Task –
Return the listing exactly, please; no pictures.

======== Data to examine ========

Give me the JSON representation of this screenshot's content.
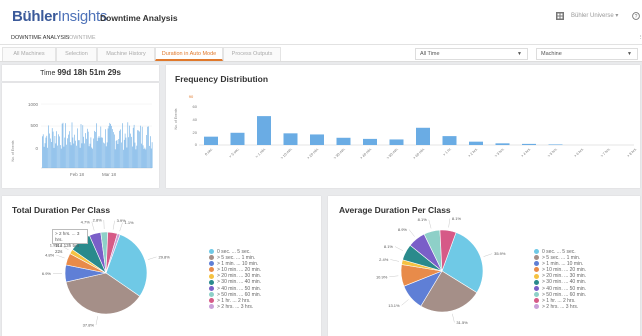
{
  "header": {
    "logo_bold": "Bühler",
    "logo_thin": "Insights",
    "title": "Downtime Analysis",
    "user": "Bühler Universe"
  },
  "subnav": {
    "item1": "DOWNTIME ANALYSIS",
    "item2": "DOWNTIME"
  },
  "tabs": [
    "All Machines",
    "Selection",
    "Machine History",
    "Duration in Auto Mode",
    "Process Outputs"
  ],
  "filters": {
    "time": "All Time",
    "machine": "Machine"
  },
  "total_time": {
    "label": "Time",
    "value": "99d 18h 51m 29s"
  },
  "mini_chart": {
    "yticks": [
      "1000",
      "500",
      "0"
    ],
    "ylabel": "No. of Events",
    "xticks": [
      "Feb 18",
      "Mar 18"
    ]
  },
  "colors": {
    "accent": "#e0782b",
    "bar": "#6aace4",
    "brand": "#3b5a9a"
  },
  "freq": {
    "title": "Frequency Distribution",
    "ylabel": "No. of Events",
    "yticks": [
      "60",
      "40",
      "20",
      "0"
    ],
    "top_value": "90",
    "chart_data": {
      "type": "bar",
      "categories": [
        "0 sec.",
        "> 5 sec.",
        "> 1 min.",
        "> 10 min.",
        "> 20 min.",
        "> 30 min.",
        "> 40 min.",
        "> 50 min.",
        "> 60 min.",
        "> 1 hr.",
        "> 2 hrs.",
        "> 3 hrs.",
        "> 4 hrs.",
        "> 5 hrs.",
        "> 6 hrs.",
        "> 7 hrs.",
        "> 8 hrs."
      ],
      "values": [
        15,
        22,
        52,
        21,
        19,
        13,
        11,
        10,
        31,
        16,
        6,
        3,
        2,
        1,
        0,
        0,
        0
      ],
      "ylim": [
        0,
        90
      ]
    }
  },
  "total_pie": {
    "title": "Total Duration Per Class",
    "tooltip": [
      "> 2 hrs. ... 3 hrs.",
      "11d 13h 5m 22s"
    ],
    "chart_data": {
      "type": "pie",
      "labels": [
        "0 sec. ... 5 sec.",
        "> 5 sec. ... 1 min.",
        "> 1 min. ... 10 min.",
        "> 10 min. ... 20 min.",
        "> 20 min. ... 30 min.",
        "> 30 min. ... 40 min.",
        "> 40 min. ... 50 min.",
        "> 50 min. ... 60 min.",
        "> 1 hr. ... 2 hrs.",
        "> 2 hrs. ... 3 hrs."
      ],
      "values": [
        29.8,
        37.8,
        6.9,
        4.8,
        1.9,
        8.9,
        4.7,
        2.8,
        3.9,
        1.1
      ],
      "slice_labels": [
        "29.8%",
        "37.8%",
        "6.9%",
        "4.8%",
        "1.9%",
        "8.9%",
        "4.7%",
        "2.8%",
        "3.9%",
        "1.1%"
      ]
    }
  },
  "avg_pie": {
    "title": "Average Duration Per Class",
    "chart_data": {
      "type": "pie",
      "labels": [
        "0 sec. ... 5 sec.",
        "> 5 sec. ... 1 min.",
        "> 1 min. ... 10 min.",
        "> 10 min. ... 20 min.",
        "> 20 min. ... 30 min.",
        "> 30 min. ... 40 min.",
        "> 40 min. ... 50 min.",
        "> 50 min. ... 60 min.",
        "> 1 hr. ... 2 hrs.",
        "> 2 hrs. ... 3 hrs."
      ],
      "values": [
        35.9,
        31.5,
        13.1,
        10.9,
        2.4,
        8.1,
        8.9,
        8.1,
        8.1,
        0
      ],
      "slice_labels": [
        "35.9%",
        "31.5%",
        "13.1%",
        "10.9%",
        "2.4%",
        "8.1%",
        "8.9%",
        "8.1%",
        "8.1%",
        ""
      ]
    }
  },
  "pie_colors": [
    "#6fc9e6",
    "#a58f88",
    "#5f7fd6",
    "#e88b4a",
    "#f5c242",
    "#2a8a8c",
    "#7a5fc8",
    "#8ed0c8",
    "#d65a87",
    "#c9a0d8"
  ]
}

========

Task output –
Give me the JSON representation of this screenshot's content.
{
  "header": {
    "logo_bold": "Bühler",
    "logo_thin": "Insights",
    "title": "Downtime Analysis",
    "user": "Bühler Universe"
  },
  "subnav": {
    "item1": "DOWNTIME ANALYSIS",
    "item2": "DOWNTIME"
  },
  "tabs": [
    "All Machines",
    "Selection",
    "Machine History",
    "Duration in Auto Mode",
    "Process Outputs"
  ],
  "filters": {
    "time": "All Time",
    "machine": "Machine"
  },
  "total_time": {
    "label": "Time",
    "value": "99d 18h 51m 29s"
  },
  "mini_chart": {
    "yticks": [
      "1000",
      "500",
      "0"
    ],
    "ylabel": "No. of Events",
    "xticks": [
      "Feb 18",
      "Mar 18"
    ]
  },
  "colors": {
    "accent": "#e0782b",
    "bar": "#6aace4",
    "brand": "#3b5a9a"
  },
  "freq": {
    "title": "Frequency Distribution",
    "ylabel": "No. of Events",
    "yticks": [
      "60",
      "40",
      "20",
      "0"
    ],
    "top_value": "90",
    "chart_data": {
      "type": "bar",
      "categories": [
        "0 sec.",
        "> 5 sec.",
        "> 1 min.",
        "> 10 min.",
        "> 20 min.",
        "> 30 min.",
        "> 40 min.",
        "> 50 min.",
        "> 60 min.",
        "> 1 hr.",
        "> 2 hrs.",
        "> 3 hrs.",
        "> 4 hrs.",
        "> 5 hrs.",
        "> 6 hrs.",
        "> 7 hrs.",
        "> 8 hrs."
      ],
      "values": [
        15,
        22,
        52,
        21,
        19,
        13,
        11,
        10,
        31,
        16,
        6,
        3,
        2,
        1,
        0,
        0,
        0
      ],
      "ylim": [
        0,
        90
      ]
    }
  },
  "total_pie": {
    "title": "Total Duration Per Class",
    "tooltip": [
      "> 2 hrs. ... 3 hrs.",
      "11d 13h 5m 22s"
    ],
    "chart_data": {
      "type": "pie",
      "labels": [
        "0 sec. ... 5 sec.",
        "> 5 sec. ... 1 min.",
        "> 1 min. ... 10 min.",
        "> 10 min. ... 20 min.",
        "> 20 min. ... 30 min.",
        "> 30 min. ... 40 min.",
        "> 40 min. ... 50 min.",
        "> 50 min. ... 60 min.",
        "> 1 hr. ... 2 hrs.",
        "> 2 hrs. ... 3 hrs."
      ],
      "values": [
        29.8,
        37.8,
        6.9,
        4.8,
        1.9,
        8.9,
        4.7,
        2.8,
        3.9,
        1.1
      ],
      "slice_labels": [
        "29.8%",
        "37.8%",
        "6.9%",
        "4.8%",
        "1.9%",
        "8.9%",
        "4.7%",
        "2.8%",
        "3.9%",
        "1.1%"
      ]
    }
  },
  "avg_pie": {
    "title": "Average Duration Per Class",
    "chart_data": {
      "type": "pie",
      "labels": [
        "0 sec. ... 5 sec.",
        "> 5 sec. ... 1 min.",
        "> 1 min. ... 10 min.",
        "> 10 min. ... 20 min.",
        "> 20 min. ... 30 min.",
        "> 30 min. ... 40 min.",
        "> 40 min. ... 50 min.",
        "> 50 min. ... 60 min.",
        "> 1 hr. ... 2 hrs.",
        "> 2 hrs. ... 3 hrs."
      ],
      "values": [
        35.9,
        31.5,
        13.1,
        10.9,
        2.4,
        8.1,
        8.9,
        8.1,
        8.1,
        0
      ],
      "slice_labels": [
        "35.9%",
        "31.5%",
        "13.1%",
        "10.9%",
        "2.4%",
        "8.1%",
        "8.9%",
        "8.1%",
        "8.1%",
        ""
      ]
    }
  },
  "pie_colors": [
    "#6fc9e6",
    "#a58f88",
    "#5f7fd6",
    "#e88b4a",
    "#f5c242",
    "#2a8a8c",
    "#7a5fc8",
    "#8ed0c8",
    "#d65a87",
    "#c9a0d8"
  ]
}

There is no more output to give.